(ASSIGNMENT) Please retype all of the entries that follow, leaving the images out.

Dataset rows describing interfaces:
-=-=-

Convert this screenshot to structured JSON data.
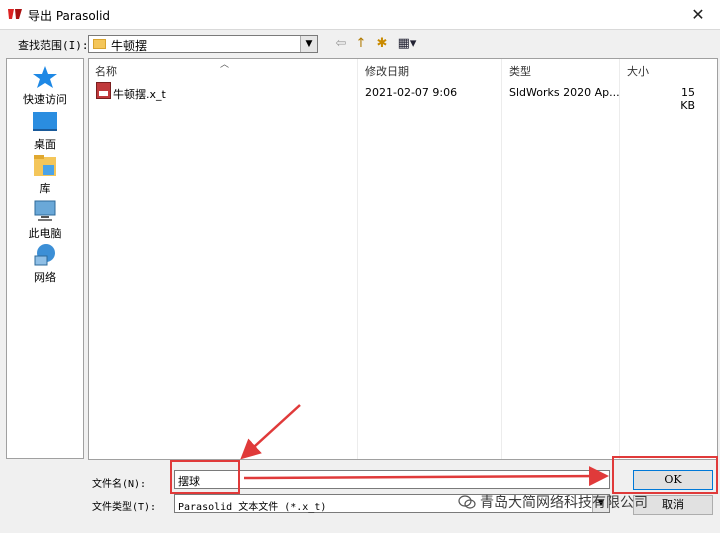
{
  "window": {
    "title": "导出 Parasolid"
  },
  "lookin": {
    "label": "查找范围(I):",
    "value": "牛顿摆"
  },
  "toolbar": {
    "back_glyph": "⇦",
    "up_glyph": "↑",
    "newfolder_glyph": "✱",
    "view_glyph": "▦▾"
  },
  "places": [
    {
      "label": "快速访问",
      "icon": "star-icon"
    },
    {
      "label": "桌面",
      "icon": "desktop-icon"
    },
    {
      "label": "库",
      "icon": "library-icon"
    },
    {
      "label": "此电脑",
      "icon": "computer-icon"
    },
    {
      "label": "网络",
      "icon": "network-icon"
    }
  ],
  "columns": {
    "name": "名称",
    "date": "修改日期",
    "type": "类型",
    "size": "大小"
  },
  "files": [
    {
      "name": "牛顿摆.x_t",
      "date": "2021-02-07 9:06",
      "type": "SldWorks 2020 Ap...",
      "size": "15 KB"
    }
  ],
  "filename": {
    "label": "文件名(N):",
    "value": "摆球"
  },
  "filetype": {
    "label": "文件类型(T):",
    "value": "Parasolid 文本文件 (*.x_t)"
  },
  "buttons": {
    "ok": "OK",
    "cancel": "取消"
  },
  "watermark": "青岛大简网络科技有限公司",
  "colors": {
    "highlight": "#e03a3a",
    "accent": "#0078d7"
  }
}
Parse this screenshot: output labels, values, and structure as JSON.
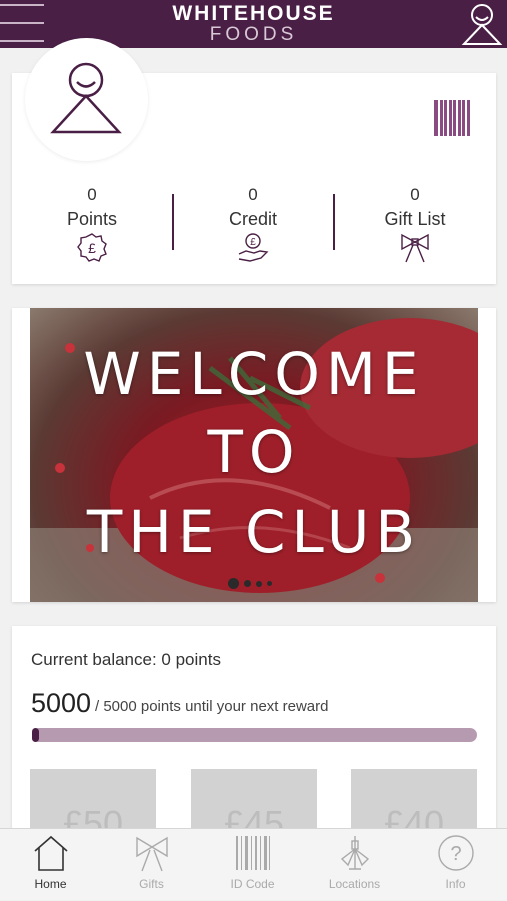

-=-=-

(SOLUTION FOR THIS EXERCISE)
Convert this screenshot to structured JSON data.
{
  "window": {
    "title": "导出 Parasolid"
  },
  "lookin": {
    "label": "查找范围(I):",
    "value": "牛顿摆"
  },
  "toolbar": {
    "back_glyph": "⇦",
    "up_glyph": "↑",
    "newfolder_glyph": "✱",
    "view_glyph": "▦▾"
  },
  "places": [
    {
      "label": "快速访问",
      "icon": "star-icon"
    },
    {
      "label": "桌面",
      "icon": "desktop-icon"
    },
    {
      "label": "库",
      "icon": "library-icon"
    },
    {
      "label": "此电脑",
      "icon": "computer-icon"
    },
    {
      "label": "网络",
      "icon": "network-icon"
    }
  ],
  "columns": {
    "name": "名称",
    "date": "修改日期",
    "type": "类型",
    "size": "大小"
  },
  "files": [
    {
      "name": "牛顿摆.x_t",
      "date": "2021-02-07 9:06",
      "type": "SldWorks 2020 Ap...",
      "size": "15 KB"
    }
  ],
  "filename": {
    "label": "文件名(N):",
    "value": "摆球"
  },
  "filetype": {
    "label": "文件类型(T):",
    "value": "Parasolid 文本文件 (*.x_t)"
  },
  "buttons": {
    "ok": "OK",
    "cancel": "取消"
  },
  "watermark": "青岛大简网络科技有限公司",
  "colors": {
    "highlight": "#e03a3a",
    "accent": "#0078d7"
  }
}
Parse this screenshot: output labels, values, and structure as JSON.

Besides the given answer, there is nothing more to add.